Then there was this… Peter Mason sent me the same link to a story from our friends over at Casey Research regarding ‘Re-hypothecation’ which is the newest buzzword surrounding the fall of MF Global. This story does an excellent job of explaining what this word actually means, and clearing up some of the confusion regarding the competing claims for gold held at HSBC for customers and/or counterparties of MF Global.

Thanks to Peter for bringing this article to my attention. Peter joined EverBank last year as a member of our Infinity Elite Plus group, and has really been a great addition to our customer service team.

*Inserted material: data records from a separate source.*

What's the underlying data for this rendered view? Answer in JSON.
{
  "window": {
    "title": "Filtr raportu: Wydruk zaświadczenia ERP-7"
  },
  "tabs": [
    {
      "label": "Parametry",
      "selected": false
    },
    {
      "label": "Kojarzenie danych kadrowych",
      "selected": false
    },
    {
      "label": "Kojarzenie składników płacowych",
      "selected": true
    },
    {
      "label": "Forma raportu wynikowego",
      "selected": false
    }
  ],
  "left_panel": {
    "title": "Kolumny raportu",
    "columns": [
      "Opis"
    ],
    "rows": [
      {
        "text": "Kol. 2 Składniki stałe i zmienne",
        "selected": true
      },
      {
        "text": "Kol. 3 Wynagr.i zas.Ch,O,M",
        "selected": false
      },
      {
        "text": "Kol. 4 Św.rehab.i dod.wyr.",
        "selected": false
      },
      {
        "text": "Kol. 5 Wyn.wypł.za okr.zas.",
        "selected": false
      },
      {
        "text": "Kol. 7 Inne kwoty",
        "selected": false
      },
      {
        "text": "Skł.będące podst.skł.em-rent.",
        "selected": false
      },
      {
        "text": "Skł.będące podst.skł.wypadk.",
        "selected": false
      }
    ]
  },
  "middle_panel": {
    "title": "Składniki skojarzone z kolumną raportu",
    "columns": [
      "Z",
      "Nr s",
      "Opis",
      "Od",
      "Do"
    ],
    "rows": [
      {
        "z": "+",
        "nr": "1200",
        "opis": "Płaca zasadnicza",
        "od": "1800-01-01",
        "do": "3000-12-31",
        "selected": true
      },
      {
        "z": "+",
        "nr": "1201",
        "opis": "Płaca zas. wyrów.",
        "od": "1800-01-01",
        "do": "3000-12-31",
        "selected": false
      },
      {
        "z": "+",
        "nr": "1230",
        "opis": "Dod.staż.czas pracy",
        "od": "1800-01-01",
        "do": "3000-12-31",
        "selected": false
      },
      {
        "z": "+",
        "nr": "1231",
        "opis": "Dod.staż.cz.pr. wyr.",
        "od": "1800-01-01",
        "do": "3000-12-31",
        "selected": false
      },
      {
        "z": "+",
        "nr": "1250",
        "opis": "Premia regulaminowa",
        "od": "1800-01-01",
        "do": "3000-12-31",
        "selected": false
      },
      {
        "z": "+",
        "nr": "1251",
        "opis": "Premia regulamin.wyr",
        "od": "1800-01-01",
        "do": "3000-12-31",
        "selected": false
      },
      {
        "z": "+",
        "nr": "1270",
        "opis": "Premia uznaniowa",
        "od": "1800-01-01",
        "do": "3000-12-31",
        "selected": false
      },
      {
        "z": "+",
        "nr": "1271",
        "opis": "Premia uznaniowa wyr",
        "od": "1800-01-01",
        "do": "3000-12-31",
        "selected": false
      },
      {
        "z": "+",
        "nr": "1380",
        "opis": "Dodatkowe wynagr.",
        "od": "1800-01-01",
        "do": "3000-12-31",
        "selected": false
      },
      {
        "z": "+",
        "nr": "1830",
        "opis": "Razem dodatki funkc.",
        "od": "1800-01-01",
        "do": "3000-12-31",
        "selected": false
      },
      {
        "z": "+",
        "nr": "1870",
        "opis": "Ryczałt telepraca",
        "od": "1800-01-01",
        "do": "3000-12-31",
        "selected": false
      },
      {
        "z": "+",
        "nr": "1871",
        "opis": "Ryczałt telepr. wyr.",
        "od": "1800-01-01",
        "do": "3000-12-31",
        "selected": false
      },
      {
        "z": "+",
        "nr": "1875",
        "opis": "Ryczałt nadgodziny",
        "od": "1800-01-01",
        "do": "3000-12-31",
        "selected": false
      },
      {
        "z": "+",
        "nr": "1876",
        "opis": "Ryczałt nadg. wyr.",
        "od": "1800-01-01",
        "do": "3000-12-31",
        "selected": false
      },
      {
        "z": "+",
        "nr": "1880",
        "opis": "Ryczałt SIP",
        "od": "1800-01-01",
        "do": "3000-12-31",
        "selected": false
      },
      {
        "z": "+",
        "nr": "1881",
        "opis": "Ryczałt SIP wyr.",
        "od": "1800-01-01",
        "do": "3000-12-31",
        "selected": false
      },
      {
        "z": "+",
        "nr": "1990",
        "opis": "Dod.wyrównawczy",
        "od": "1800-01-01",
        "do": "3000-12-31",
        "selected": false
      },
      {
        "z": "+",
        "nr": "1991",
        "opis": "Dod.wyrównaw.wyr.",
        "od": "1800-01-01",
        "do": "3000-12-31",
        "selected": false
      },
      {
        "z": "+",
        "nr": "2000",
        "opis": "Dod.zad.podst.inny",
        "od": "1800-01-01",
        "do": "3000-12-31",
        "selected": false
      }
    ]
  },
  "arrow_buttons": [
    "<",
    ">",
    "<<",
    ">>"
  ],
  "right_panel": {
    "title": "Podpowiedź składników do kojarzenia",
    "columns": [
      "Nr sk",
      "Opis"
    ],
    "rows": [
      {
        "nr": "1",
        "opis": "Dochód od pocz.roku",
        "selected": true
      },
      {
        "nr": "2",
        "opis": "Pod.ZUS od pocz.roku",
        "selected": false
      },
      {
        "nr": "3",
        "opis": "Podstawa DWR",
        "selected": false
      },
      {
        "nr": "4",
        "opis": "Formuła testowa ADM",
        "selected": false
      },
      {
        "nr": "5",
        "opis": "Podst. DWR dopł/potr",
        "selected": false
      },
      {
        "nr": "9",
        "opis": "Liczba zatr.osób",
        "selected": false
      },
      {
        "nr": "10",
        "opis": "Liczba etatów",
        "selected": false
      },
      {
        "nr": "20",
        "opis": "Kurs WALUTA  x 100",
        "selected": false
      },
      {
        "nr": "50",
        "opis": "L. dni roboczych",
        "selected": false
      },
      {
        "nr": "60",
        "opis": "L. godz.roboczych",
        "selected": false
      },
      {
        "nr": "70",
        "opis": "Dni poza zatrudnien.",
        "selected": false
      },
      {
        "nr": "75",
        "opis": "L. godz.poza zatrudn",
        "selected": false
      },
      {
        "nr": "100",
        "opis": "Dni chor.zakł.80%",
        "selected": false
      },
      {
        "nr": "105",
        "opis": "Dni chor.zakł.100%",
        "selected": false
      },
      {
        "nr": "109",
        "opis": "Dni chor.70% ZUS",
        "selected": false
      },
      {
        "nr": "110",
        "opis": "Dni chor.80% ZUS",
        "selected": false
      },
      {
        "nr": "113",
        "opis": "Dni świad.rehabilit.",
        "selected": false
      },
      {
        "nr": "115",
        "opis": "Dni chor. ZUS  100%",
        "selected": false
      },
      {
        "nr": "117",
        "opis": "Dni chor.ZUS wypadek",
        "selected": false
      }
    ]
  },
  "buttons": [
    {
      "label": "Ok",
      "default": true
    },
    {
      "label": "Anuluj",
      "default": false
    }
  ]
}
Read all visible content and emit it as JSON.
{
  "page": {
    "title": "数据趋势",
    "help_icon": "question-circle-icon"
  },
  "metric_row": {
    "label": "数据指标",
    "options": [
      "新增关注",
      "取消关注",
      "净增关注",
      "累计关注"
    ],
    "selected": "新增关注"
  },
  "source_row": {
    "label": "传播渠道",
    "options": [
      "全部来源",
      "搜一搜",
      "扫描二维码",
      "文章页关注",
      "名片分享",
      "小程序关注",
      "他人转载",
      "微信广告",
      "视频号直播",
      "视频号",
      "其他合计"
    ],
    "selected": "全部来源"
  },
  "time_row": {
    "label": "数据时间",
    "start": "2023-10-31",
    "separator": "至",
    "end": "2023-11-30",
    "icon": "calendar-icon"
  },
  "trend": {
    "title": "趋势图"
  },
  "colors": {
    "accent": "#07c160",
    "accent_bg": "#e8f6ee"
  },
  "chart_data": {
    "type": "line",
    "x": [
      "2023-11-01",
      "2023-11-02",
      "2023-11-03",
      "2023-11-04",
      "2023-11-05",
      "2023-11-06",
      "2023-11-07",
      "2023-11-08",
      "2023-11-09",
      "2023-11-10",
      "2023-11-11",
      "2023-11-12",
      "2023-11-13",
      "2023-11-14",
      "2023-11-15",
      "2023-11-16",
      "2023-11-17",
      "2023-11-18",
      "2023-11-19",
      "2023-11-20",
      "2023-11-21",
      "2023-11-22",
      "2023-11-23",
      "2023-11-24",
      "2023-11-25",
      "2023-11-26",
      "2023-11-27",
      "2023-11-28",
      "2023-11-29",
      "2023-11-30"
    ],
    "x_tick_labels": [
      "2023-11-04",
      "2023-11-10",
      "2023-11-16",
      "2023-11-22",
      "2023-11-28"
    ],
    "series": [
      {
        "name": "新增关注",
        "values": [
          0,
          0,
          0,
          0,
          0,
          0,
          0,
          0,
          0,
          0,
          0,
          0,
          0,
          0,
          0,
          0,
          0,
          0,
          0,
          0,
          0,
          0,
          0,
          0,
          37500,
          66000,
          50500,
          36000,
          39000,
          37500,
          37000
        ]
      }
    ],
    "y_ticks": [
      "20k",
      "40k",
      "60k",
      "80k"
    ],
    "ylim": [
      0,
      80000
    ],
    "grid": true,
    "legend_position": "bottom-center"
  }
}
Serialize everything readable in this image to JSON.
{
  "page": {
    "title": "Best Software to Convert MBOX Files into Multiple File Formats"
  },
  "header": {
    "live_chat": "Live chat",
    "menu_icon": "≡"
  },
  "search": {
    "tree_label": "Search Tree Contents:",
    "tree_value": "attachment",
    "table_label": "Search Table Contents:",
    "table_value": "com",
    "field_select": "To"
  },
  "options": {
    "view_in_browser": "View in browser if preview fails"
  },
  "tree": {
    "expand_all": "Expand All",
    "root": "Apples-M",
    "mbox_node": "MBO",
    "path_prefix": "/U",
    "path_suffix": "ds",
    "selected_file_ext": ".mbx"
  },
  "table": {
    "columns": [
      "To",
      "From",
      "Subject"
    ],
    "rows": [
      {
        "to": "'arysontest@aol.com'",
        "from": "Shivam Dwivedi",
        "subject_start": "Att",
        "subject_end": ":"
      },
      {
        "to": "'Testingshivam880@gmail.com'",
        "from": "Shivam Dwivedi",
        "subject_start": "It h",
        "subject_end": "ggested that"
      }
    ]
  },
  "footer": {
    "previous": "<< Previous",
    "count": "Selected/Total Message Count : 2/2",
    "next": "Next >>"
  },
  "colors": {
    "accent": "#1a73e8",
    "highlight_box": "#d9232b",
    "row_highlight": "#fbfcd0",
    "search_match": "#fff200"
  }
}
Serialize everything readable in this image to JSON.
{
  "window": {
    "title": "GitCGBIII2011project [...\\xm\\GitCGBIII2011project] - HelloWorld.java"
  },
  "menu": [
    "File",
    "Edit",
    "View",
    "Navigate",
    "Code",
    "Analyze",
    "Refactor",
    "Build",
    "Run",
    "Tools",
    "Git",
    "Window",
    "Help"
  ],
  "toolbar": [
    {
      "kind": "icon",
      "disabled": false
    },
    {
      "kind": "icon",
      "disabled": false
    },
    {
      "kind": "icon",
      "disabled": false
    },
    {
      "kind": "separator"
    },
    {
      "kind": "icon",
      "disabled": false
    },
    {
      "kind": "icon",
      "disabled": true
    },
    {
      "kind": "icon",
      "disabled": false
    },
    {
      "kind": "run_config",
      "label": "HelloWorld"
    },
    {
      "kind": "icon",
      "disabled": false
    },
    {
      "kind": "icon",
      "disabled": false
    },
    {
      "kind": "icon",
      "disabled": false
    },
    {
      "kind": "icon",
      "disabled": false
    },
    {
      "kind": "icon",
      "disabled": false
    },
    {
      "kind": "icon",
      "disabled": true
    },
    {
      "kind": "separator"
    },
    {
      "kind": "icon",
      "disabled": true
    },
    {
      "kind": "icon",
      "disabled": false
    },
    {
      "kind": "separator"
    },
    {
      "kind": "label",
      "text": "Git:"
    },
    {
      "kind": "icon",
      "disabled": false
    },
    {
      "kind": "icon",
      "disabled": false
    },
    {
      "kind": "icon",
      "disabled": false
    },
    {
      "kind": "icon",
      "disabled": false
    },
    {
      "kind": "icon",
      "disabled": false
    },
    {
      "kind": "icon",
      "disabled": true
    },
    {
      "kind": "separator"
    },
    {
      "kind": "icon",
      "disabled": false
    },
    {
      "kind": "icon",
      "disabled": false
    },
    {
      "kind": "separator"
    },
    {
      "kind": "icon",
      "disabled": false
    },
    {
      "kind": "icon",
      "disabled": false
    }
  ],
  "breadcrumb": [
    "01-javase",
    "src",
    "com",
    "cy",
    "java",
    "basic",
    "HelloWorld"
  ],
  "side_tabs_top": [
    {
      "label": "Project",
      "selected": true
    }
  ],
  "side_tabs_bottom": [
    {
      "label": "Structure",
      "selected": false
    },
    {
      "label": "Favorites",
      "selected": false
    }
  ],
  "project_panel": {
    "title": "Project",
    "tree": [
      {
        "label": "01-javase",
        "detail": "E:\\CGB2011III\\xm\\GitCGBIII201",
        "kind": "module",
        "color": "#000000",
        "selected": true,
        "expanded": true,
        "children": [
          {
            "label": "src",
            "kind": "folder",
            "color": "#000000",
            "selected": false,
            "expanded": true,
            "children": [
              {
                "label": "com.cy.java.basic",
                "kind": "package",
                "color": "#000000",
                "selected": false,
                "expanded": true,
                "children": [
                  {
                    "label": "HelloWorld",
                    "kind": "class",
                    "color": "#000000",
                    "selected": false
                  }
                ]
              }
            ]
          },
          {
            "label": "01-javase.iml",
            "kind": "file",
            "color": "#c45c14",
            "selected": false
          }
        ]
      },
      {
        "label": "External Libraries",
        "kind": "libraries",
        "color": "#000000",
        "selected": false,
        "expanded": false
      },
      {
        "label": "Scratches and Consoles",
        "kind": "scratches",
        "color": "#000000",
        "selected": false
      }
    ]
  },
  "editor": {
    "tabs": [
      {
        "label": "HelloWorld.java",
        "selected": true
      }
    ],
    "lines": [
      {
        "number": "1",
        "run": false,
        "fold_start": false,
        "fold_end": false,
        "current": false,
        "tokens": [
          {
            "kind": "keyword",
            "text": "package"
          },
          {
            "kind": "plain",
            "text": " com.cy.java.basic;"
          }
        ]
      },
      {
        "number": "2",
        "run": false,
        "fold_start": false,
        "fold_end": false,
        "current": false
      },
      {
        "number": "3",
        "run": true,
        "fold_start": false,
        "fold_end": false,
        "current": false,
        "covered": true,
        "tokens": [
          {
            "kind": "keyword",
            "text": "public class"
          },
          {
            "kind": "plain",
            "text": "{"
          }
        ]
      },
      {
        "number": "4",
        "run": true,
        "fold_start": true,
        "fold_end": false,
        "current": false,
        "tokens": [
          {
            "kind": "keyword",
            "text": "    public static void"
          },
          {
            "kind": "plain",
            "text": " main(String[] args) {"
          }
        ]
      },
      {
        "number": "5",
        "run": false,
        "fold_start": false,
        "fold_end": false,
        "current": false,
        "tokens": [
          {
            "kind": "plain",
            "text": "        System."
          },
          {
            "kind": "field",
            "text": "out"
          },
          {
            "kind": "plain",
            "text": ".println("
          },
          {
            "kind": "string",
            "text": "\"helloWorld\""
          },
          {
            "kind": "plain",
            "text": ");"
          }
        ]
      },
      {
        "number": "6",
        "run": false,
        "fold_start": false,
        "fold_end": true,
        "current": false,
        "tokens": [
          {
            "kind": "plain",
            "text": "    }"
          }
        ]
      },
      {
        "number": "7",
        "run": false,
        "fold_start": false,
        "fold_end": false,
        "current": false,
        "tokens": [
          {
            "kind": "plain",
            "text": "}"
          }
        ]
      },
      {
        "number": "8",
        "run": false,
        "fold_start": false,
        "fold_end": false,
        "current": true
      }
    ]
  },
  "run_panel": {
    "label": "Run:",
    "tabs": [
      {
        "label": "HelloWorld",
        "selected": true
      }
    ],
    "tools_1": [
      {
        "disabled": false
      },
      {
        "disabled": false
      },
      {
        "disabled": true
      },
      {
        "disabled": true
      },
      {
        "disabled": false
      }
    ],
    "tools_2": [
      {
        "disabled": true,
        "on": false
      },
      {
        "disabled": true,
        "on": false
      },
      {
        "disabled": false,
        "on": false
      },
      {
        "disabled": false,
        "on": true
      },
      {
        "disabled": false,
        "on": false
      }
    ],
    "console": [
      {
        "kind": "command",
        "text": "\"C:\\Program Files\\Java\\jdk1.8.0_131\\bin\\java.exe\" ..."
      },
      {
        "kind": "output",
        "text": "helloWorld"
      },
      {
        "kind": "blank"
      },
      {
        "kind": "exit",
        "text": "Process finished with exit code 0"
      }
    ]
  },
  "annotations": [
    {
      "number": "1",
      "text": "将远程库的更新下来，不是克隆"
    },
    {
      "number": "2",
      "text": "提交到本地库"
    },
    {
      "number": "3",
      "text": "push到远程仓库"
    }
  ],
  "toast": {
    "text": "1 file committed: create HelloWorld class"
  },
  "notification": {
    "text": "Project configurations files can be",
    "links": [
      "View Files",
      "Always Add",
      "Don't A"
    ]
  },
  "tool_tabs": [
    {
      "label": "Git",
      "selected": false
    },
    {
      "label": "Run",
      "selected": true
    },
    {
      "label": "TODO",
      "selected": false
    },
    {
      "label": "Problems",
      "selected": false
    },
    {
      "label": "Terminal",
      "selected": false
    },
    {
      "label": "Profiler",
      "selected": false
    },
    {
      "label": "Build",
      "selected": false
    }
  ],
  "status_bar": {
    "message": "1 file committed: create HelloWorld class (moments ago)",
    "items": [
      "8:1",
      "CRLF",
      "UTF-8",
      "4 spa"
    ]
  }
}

To recap… The bunch of data released yesterday in the US was not stellar, but the markets were looking for a reason to rally. Investors went hunting for yield and the NZD, AUD, and BRL all rallied. The Swiss National Bank stayed on the sidelines and allowed some appreciation for the CHF. The Indian government curbed forward trading, helping to bounce the rupee back up. And our friends over at Casey Research explain why ‘Re-hypothecation’ is the new buzzword.

Chris Gaffney
for The Daily Reckoning